▶ _Exercise_
Your answer must be one number: the count of lines below that include "account".

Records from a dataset
++++++
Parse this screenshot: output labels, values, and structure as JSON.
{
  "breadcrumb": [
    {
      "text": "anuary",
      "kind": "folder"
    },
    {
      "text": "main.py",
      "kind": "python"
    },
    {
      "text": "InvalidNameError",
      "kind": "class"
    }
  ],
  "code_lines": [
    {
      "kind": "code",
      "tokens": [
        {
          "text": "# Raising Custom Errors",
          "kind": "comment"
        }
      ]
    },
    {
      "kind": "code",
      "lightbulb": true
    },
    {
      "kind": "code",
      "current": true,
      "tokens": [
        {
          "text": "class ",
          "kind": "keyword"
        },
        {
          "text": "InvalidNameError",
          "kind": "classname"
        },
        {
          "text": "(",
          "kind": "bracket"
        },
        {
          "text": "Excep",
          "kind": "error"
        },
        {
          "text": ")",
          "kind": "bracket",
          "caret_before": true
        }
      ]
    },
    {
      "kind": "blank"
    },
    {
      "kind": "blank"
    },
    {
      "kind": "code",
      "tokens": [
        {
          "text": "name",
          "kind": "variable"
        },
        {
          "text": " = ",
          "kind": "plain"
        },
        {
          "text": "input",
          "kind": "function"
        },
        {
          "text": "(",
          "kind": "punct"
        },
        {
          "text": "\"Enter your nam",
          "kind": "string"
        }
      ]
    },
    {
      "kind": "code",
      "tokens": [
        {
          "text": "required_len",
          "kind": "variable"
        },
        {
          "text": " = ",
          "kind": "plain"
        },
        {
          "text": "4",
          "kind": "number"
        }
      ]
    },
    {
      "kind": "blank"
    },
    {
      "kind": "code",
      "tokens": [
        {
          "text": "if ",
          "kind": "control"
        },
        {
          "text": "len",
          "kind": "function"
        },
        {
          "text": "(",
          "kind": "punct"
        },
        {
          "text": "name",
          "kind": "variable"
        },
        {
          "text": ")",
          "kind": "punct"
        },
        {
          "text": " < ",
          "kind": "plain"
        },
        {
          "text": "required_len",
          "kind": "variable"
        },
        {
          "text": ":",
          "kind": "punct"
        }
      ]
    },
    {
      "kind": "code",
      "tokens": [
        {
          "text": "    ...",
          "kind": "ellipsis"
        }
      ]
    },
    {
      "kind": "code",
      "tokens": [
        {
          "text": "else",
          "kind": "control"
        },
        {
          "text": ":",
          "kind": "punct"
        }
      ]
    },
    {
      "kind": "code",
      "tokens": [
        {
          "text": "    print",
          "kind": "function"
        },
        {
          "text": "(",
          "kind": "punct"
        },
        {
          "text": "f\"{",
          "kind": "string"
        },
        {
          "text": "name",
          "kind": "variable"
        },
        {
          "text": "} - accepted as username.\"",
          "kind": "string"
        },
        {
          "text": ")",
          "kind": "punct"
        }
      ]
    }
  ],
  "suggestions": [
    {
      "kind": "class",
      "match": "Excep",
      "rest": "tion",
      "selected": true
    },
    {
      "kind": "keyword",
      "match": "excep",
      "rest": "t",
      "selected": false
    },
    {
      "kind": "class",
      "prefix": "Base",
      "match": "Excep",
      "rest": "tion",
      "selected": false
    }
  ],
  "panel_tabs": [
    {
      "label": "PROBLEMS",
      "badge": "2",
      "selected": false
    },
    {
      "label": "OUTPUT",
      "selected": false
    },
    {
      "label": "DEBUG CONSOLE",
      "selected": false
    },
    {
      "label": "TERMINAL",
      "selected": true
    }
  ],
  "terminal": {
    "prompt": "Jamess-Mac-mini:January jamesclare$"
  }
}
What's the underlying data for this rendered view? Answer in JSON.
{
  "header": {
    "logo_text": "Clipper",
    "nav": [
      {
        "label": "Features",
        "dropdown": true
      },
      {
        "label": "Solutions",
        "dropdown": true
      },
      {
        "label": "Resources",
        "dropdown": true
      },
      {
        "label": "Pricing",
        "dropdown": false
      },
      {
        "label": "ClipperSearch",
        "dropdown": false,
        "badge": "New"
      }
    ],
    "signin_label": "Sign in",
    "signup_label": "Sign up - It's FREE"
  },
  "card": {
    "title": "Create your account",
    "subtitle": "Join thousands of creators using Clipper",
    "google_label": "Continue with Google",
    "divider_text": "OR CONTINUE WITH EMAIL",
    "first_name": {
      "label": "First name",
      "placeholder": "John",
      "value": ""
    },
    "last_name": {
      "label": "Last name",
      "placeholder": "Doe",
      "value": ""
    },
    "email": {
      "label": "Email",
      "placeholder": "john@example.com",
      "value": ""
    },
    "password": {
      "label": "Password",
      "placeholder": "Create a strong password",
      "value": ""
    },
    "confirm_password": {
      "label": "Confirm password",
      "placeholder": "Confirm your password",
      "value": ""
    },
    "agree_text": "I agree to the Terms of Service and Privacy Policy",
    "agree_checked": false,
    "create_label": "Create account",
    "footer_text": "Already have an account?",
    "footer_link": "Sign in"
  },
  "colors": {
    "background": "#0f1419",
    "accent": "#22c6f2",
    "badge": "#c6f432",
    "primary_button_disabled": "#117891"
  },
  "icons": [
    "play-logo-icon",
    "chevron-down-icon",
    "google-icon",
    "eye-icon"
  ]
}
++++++
▶ _Exercise result_
3